The current presenter Austin Harrison recalls, “I always loved the way he could name drop without the clang. He personally knew many blues musicians and could always be counted on for a great anecdote on air. I always joked when introducing him as our regular resident ethnomusicologist.”
Sadly Peter died after a long illness in late June of this year aged 81, but left behind a wonderful legacy of writing, recordings and research. Born in New Jersey, he originally trained as a zoologist and became a highly qualified academic and lecturer. However, he soon found himself preoccupied with blues and jazz, forming his own record label TRIX in the early 70s and working extensively with UK folklorist Bruce Bastin. The record company was very much a labour of love and never a financial success with his business card listing him as ‘President, Chief Engineer, Photographer and Shipping Clerk’.
He later went on to join the renowned US ethnomusicologist Alan Lomax at the Folklife Archives of the US Library of Congress collaborating on the celebrated ‘Deep River Of Song’ project. A regular contributor to magazines such as Blues Unlimited and Blues & Rhythm he also wrote for the Australian mag Rhythms and the Sydney Blues Society Newsletter.

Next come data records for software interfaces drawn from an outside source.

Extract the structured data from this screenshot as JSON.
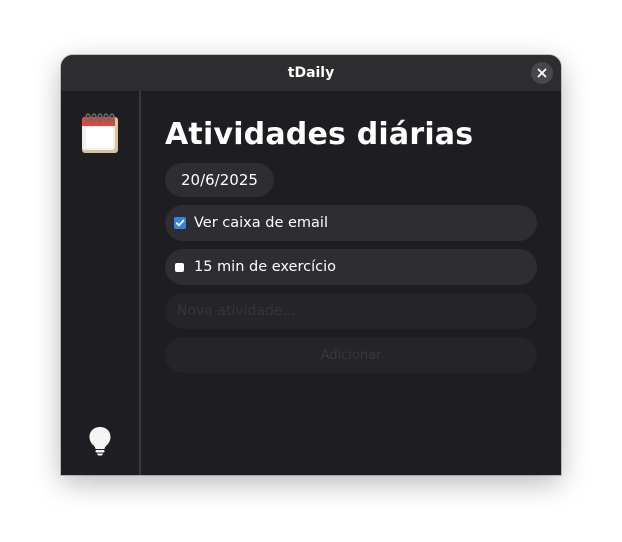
{
  "window": {
    "title": "tDaily"
  },
  "sidebar": {
    "app_icon": "calendar-icon",
    "bottom_icon": "lightbulb-icon"
  },
  "main": {
    "heading": "Atividades diárias",
    "date": "20/6/2025",
    "tasks": [
      {
        "label": "Ver caixa de email",
        "checked": true
      },
      {
        "label": "15 min de exercício",
        "checked": false
      }
    ],
    "new_task_placeholder": "Nova atividade...",
    "add_button_label": "Adicionar"
  },
  "colors": {
    "window_bg": "#1e1e22",
    "titlebar_bg": "#2d2d30",
    "row_bg": "#2e2e32",
    "accent": "#3584e4"
  }
}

A lifelong friendship with B.B. King began in 1964 when he was possibly the first white person to interview the blues master, backstage at the Apollo Theatre in New York. As a shy young upstart he remembered the initial nervous encounter.
“Expecting a gentle brush off, he then said, ‘Go out front, watch the show – then come back here… I’ll be yours for as long as you want.’ Thus began a half-century relationship with the person I always styled as the NICEST man in show business…”

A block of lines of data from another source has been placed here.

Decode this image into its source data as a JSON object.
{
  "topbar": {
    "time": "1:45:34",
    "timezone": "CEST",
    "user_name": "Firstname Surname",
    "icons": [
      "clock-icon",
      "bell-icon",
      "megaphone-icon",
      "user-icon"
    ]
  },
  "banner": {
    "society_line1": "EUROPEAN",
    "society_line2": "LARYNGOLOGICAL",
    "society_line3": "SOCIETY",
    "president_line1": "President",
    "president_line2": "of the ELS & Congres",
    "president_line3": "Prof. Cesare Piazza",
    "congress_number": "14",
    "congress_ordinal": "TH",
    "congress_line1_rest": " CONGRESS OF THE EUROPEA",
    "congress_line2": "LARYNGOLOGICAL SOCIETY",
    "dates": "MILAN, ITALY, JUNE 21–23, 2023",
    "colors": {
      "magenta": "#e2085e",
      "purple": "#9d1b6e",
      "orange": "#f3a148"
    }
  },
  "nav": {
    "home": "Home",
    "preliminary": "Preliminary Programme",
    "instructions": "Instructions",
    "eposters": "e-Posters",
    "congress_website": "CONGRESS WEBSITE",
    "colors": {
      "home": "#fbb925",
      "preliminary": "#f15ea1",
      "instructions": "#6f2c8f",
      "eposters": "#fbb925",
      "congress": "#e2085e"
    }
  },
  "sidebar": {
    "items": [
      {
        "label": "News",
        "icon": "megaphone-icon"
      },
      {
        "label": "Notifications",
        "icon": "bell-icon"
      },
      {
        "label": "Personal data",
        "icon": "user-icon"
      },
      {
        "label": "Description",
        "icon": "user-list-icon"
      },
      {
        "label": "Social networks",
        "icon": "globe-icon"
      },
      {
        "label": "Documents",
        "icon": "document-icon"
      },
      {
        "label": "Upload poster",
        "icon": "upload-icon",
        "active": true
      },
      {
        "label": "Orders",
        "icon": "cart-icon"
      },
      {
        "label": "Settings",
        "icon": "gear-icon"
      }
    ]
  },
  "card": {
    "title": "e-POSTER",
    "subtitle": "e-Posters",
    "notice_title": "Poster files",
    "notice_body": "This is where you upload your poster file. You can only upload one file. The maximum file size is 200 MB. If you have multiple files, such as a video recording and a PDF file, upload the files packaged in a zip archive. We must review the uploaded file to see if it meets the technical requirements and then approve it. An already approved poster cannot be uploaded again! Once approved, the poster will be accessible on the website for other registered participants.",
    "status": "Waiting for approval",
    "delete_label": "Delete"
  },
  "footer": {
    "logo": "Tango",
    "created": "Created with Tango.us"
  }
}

Austin Harrison remembers Peter as ‘a gentleman of the old school’ and recalls,
“Gary deWall from the Sydney Blues Society would receive articles and reviews for their newsletter, beautifully hand written and double spaced by fountain pen. Gary couldn’t ask Peter to email the copy and had to transcribe the copy to his computer, eventually buying a scanner to make it easier.”
Peter was quick to form friendships with Sydney musicians such as Bruce Bongers and Dom Turner and share his extensive knowledge. The Foreday Riders were just one of the local bands that Peter took an interest in and he is fondly remembered on their current Facebook page. He also regularly attended gigs and formed a strong friendship with serial tourist, Texas bluesman Eugene ‘Hideaway’ Bridges.
Peter also embraced his adopted country by becoming a dedicated supporter of the Sydney Swans and that strange Australian game called Aussie Rules. When the Swans broke a long drought by winning the premiership in 2005 he was overjoyed and rang me to let me know just how excited he was. He was a genuine fan but sometimes joked he only followed the team because their club song featured a banjo – forever the folklorist!
As he once confided Peter moved to Australia with his wife Robbie and son Julian, largely to escape what he saw as the madness of right wing politics, racism and the gun culture in America. He gave up what could have been a highly successful career either as an academic or folklorist to make a new life for his family. Never one to beat his own drum, he kept a relatively low profile here and often described himself as ‘the accidental folklorist’.
In 2016, Peter donated his recordings to The Southern Folk life Collection at UNC in Chapel Hill, North Carolina for preservation and research purposes. For those who would like to learn more about Peter his blog Oddenda & Such at www.peterblowry.com is a fascinating and highly entertaining collection of photographs, reviews and interviews with not only some of the classic blues artists but the obscure and neglected.